26. 10. 12
French and German Scientists Visited HLRS Together with Students from Fellbach
French-German Science Workshop
Within the framework of the annually re-occurring "French Weeks" ("Franzoesische Wochen"), taking place in the wider area of Stuttgart and Tübingen, HLRS once again organized a French-German science workshop that brought local students from Fellbach together with French and German scientists. The event on October 18-19, which was co-hosted by HLRS, the Virtual Dimension Center Fellbach and the Dr. Karl and Elisabeth Eisele Stiftung, intended to encourage the interchange of ideas between German youths and the hosting team of French and German scientists related to subjects comprising technology and society.
This year's two days workshop focused on themes such as risk management in environmental and technical sociology, mathematical fundamentals of scientific computing, potential applications of simulations and high performance computing. During their visit to HLRS, the German and French scientists together with the Fellbach students were introduced to the works at HLRS. An in-depth presentation by Prof. Resch explained how computational science and state-of-the-art simulation technologies as applied at HLRS help tackle omnipresent questions of today’s society in areas such as e.g. human health, environment protection, regenerative energy, climate research, mobility of mankind – areas HLRS primarily focuses on in its research activities. After the theoretical introduction, the guests were invited to a tour through HLRS’s high performance computing “chamber” where they were able to have a close look at HLRS’s Petascale system Hermit, one of the fastest supercomputers world wide and the world’s number 1 HPC system in the field of industrial applications to this day (TOP500, sub-list “industry”). At the subsequent visit to HLRS’s CAVE (Cave Automatic Virtual Environment), the high-end virtual reality system gave everyone a tangible impression of how computational results are being displayed in real-time 3D and how this advanced method supports various research disciplines.
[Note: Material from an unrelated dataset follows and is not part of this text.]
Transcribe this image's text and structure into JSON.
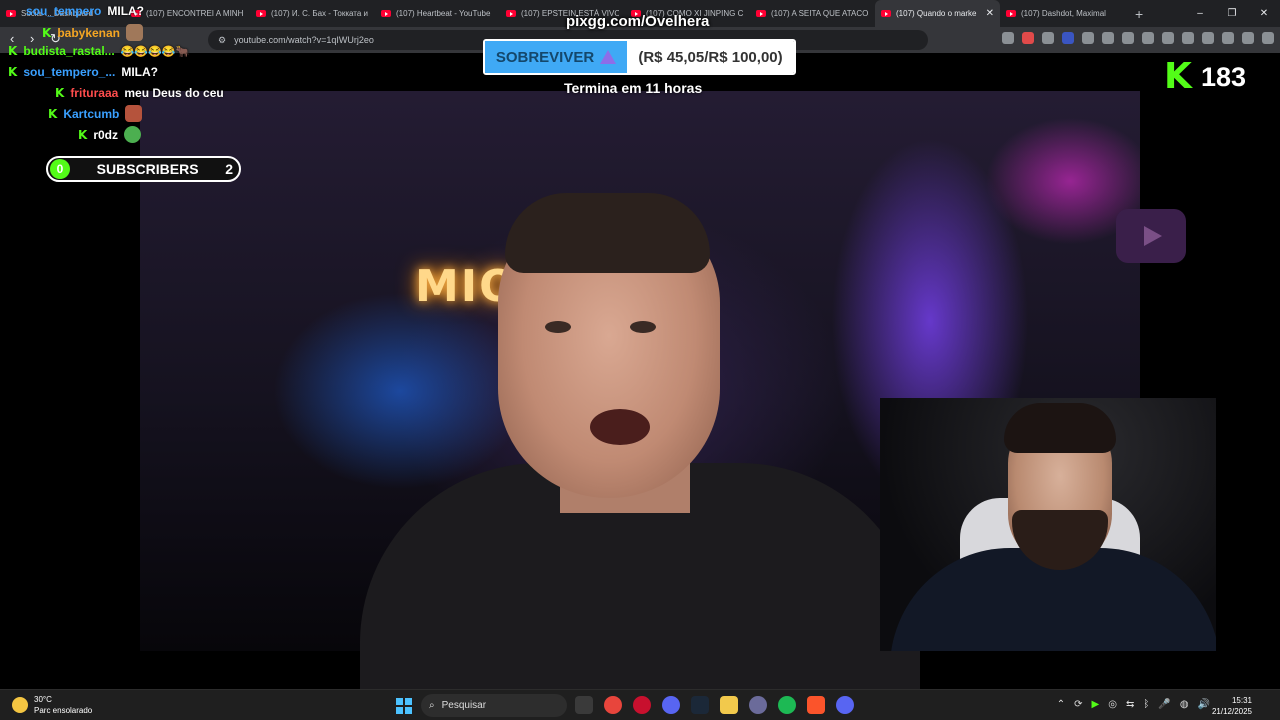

A virtual reality demo lead the visitors through an interactive 3D environment that is used for e.g. enhanced product development of cars, for climate research activities, or for the simulation of virtual environments in the context of regenerative energy production.